Two-hundred and forty years ago—that’s 1775 for you non-mathletes—Westchester became the richest and most populous county in the colony of New York. The wealthy part isn’t all that surprising; what is surprising is that, unlike their New England neighbors, Westchester farmers did not pick up their pitchforks and riot over taxes, so they probably weren’t paying quite the same taxes we are now…
Westchester remained a destination for the rich and famous, with the Goulds, Rockefellers, and Vanderbilts all making the county their home. And 180 years ago, a theater befitting their high-class taste opened. Designed by Theodore DeLemos and August Cordes—known for their work on Grand Central and the Macy’s building at Herald Square—the Tarrytown Music Hall opened in December of 1885. The first act was instrumental selections from The Mikado.
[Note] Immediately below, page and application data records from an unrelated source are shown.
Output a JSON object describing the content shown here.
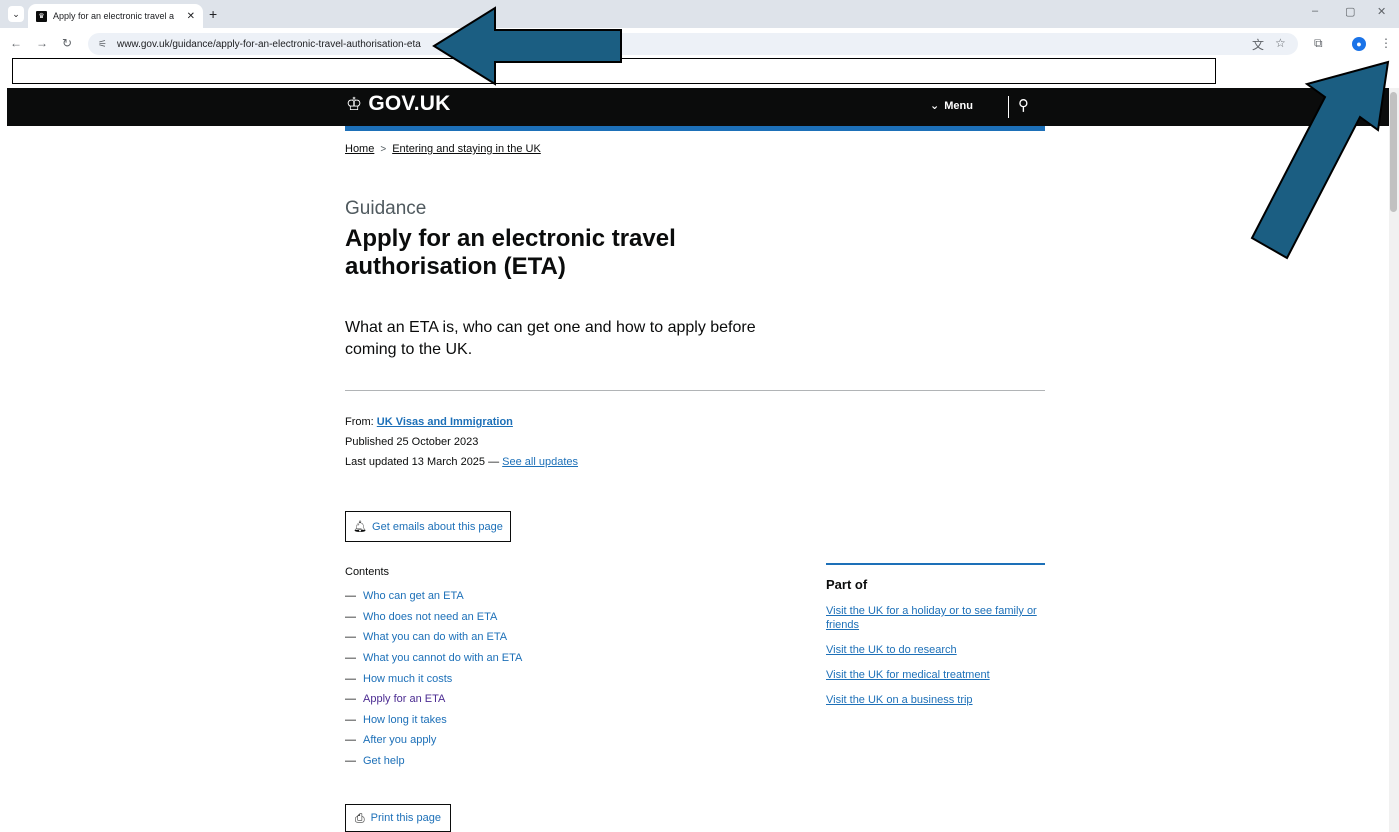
{
  "browser": {
    "tab_title": "Apply for an electronic travel a",
    "url": "www.gov.uk/guidance/apply-for-an-electronic-travel-authorisation-eta",
    "new_tab_label": "+"
  },
  "header": {
    "logo_text": "GOV.UK",
    "menu_label": "Menu"
  },
  "breadcrumb": [
    {
      "label": "Home"
    },
    {
      "label": "Entering and staying in the UK"
    }
  ],
  "page": {
    "caption": "Guidance",
    "title": "Apply for an electronic travel authorisation (ETA)",
    "summary": "What an ETA is, who can get one and how to apply before coming to the UK."
  },
  "metadata": {
    "from_label": "From:",
    "from_org": "UK Visas and Immigration",
    "published": "Published 25 October 2023",
    "updated": "Last updated 13 March 2025 —",
    "see_updates": "See all updates"
  },
  "buttons": {
    "get_emails": "Get emails about this page",
    "print": "Print this page"
  },
  "contents": {
    "title": "Contents",
    "items": [
      {
        "label": "Who can get an ETA"
      },
      {
        "label": "Who does not need an ETA"
      },
      {
        "label": "What you can do with an ETA"
      },
      {
        "label": "What you cannot do with an ETA"
      },
      {
        "label": "How much it costs"
      },
      {
        "label": "Apply for an ETA",
        "visited": true
      },
      {
        "label": "How long it takes"
      },
      {
        "label": "After you apply"
      },
      {
        "label": "Get help"
      }
    ]
  },
  "part_of": {
    "title": "Part of",
    "links": [
      "Visit the UK for a holiday or to see family or friends",
      "Visit the UK to do research",
      "Visit the UK for medical treatment",
      "Visit the UK on a business trip"
    ]
  },
  "colors": {
    "govuk_black": "#0b0c0c",
    "govuk_blue": "#1d70b8",
    "visited_link": "#4c2c92",
    "annotation_arrow": "#1b5e82"
  }
}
When the Kensico Dam was completed 100 years ago, we said goodbye to the town of Kensico, which was flooded to create the Kensico Reservoir. After residents of Kensico were paid a “fair share” for their land, 1,500 men—mostly Italian immigrants who suffered through a “fair share” of fatalities—went to work building the dam in 1913, pouring nearly 2.5 million cubic yards of concrete. Completed in 1915, the dam stands 300 feet high and 1,830 feet long, and holds back about 30 million gallons of water.
The Tappan Zee Bridge—built to last 50 years—was built 60 years ago this year. Officially opened on December 15, 1955, the bridge’s first traffic was a parade, featuring chimpanzee J. Fred Muggs (the former mascot of Today on NBC) riding across wearing a Santa suit.